__Available records__
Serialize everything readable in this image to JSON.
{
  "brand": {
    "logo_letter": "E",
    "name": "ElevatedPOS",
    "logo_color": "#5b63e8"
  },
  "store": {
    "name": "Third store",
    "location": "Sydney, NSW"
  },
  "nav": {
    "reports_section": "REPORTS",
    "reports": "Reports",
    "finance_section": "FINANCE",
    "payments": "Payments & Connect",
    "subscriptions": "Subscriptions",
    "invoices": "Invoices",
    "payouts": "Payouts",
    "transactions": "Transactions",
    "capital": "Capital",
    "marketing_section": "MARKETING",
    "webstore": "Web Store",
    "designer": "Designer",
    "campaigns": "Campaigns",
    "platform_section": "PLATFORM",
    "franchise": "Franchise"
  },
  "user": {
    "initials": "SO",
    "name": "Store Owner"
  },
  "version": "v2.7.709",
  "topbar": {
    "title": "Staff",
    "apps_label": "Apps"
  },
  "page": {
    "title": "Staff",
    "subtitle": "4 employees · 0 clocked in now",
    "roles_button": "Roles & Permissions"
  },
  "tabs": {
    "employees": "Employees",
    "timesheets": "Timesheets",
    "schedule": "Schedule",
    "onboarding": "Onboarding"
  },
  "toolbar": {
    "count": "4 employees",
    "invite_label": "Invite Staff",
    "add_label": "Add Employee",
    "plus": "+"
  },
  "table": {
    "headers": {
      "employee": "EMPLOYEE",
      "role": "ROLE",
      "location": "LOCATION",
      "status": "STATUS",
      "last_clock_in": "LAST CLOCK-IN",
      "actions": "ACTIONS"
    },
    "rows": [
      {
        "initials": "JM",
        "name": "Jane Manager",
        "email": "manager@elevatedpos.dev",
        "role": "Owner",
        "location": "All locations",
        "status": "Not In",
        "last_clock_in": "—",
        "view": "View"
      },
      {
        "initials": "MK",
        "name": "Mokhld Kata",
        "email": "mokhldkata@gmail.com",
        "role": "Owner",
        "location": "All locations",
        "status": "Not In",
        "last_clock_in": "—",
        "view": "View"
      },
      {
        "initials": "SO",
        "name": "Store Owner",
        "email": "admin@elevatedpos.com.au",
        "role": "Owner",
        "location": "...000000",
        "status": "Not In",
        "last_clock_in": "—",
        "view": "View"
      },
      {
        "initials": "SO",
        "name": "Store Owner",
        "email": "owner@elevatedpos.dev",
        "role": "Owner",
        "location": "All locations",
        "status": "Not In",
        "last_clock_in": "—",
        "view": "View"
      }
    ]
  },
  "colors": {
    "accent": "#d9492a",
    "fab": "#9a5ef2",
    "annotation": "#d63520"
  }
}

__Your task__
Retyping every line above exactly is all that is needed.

__Answer area__
Serialize everything readable in this image to JSON.
{
  "brand": {
    "logo_letter": "E",
    "name": "ElevatedPOS",
    "logo_color": "#5b63e8"
  },
  "store": {
    "name": "Third store",
    "location": "Sydney, NSW"
  },
  "nav": {
    "reports_section": "REPORTS",
    "reports": "Reports",
    "finance_section": "FINANCE",
    "payments": "Payments & Connect",
    "subscriptions": "Subscriptions",
    "invoices": "Invoices",
    "payouts": "Payouts",
    "transactions": "Transactions",
    "capital": "Capital",
    "marketing_section": "MARKETING",
    "webstore": "Web Store",
    "designer": "Designer",
    "campaigns": "Campaigns",
    "platform_section": "PLATFORM",
    "franchise": "Franchise"
  },
  "user": {
    "initials": "SO",
    "name": "Store Owner"
  },
  "version": "v2.7.709",
  "topbar": {
    "title": "Staff",
    "apps_label": "Apps"
  },
  "page": {
    "title": "Staff",
    "subtitle": "4 employees · 0 clocked in now",
    "roles_button": "Roles & Permissions"
  },
  "tabs": {
    "employees": "Employees",
    "timesheets": "Timesheets",
    "schedule": "Schedule",
    "onboarding": "Onboarding"
  },
  "toolbar": {
    "count": "4 employees",
    "invite_label": "Invite Staff",
    "add_label": "Add Employee",
    "plus": "+"
  },
  "table": {
    "headers": {
      "employee": "EMPLOYEE",
      "role": "ROLE",
      "location": "LOCATION",
      "status": "STATUS",
      "last_clock_in": "LAST CLOCK-IN",
      "actions": "ACTIONS"
    },
    "rows": [
      {
        "initials": "JM",
        "name": "Jane Manager",
        "email": "manager@elevatedpos.dev",
        "role": "Owner",
        "location": "All locations",
        "status": "Not In",
        "last_clock_in": "—",
        "view": "View"
      },
      {
        "initials": "MK",
        "name": "Mokhld Kata",
        "email": "mokhldkata@gmail.com",
        "role": "Owner",
        "location": "All locations",
        "status": "Not In",
        "last_clock_in": "—",
        "view": "View"
      },
      {
        "initials": "SO",
        "name": "Store Owner",
        "email": "admin@elevatedpos.com.au",
        "role": "Owner",
        "location": "...000000",
        "status": "Not In",
        "last_clock_in": "—",
        "view": "View"
      },
      {
        "initials": "SO",
        "name": "Store Owner",
        "email": "owner@elevatedpos.dev",
        "role": "Owner",
        "location": "All locations",
        "status": "Not In",
        "last_clock_in": "—",
        "view": "View"
      }
    ]
  },
  "colors": {
    "accent": "#d9492a",
    "fab": "#9a5ef2",
    "annotation": "#d63520"
  }
}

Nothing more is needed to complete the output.